WORK ORDER
Among the records that follow, how many lines include the string "link"? Only the number is wanted.
....
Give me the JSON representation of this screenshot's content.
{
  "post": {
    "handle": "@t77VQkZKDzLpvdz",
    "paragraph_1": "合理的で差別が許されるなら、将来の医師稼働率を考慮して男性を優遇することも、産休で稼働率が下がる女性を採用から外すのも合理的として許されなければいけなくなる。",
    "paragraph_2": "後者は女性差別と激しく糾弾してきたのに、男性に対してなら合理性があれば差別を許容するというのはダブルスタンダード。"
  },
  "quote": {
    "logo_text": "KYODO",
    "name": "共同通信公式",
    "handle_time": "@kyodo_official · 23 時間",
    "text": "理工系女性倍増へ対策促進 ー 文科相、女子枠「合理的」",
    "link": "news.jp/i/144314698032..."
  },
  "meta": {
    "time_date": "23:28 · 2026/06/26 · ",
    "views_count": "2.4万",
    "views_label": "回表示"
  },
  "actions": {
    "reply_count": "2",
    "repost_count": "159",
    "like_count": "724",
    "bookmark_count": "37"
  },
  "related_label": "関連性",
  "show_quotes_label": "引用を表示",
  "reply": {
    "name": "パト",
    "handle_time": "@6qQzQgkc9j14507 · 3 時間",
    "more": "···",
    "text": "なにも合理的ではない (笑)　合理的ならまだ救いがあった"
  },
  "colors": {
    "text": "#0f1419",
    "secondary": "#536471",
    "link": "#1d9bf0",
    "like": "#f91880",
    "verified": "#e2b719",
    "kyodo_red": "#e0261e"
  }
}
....
RESULT
2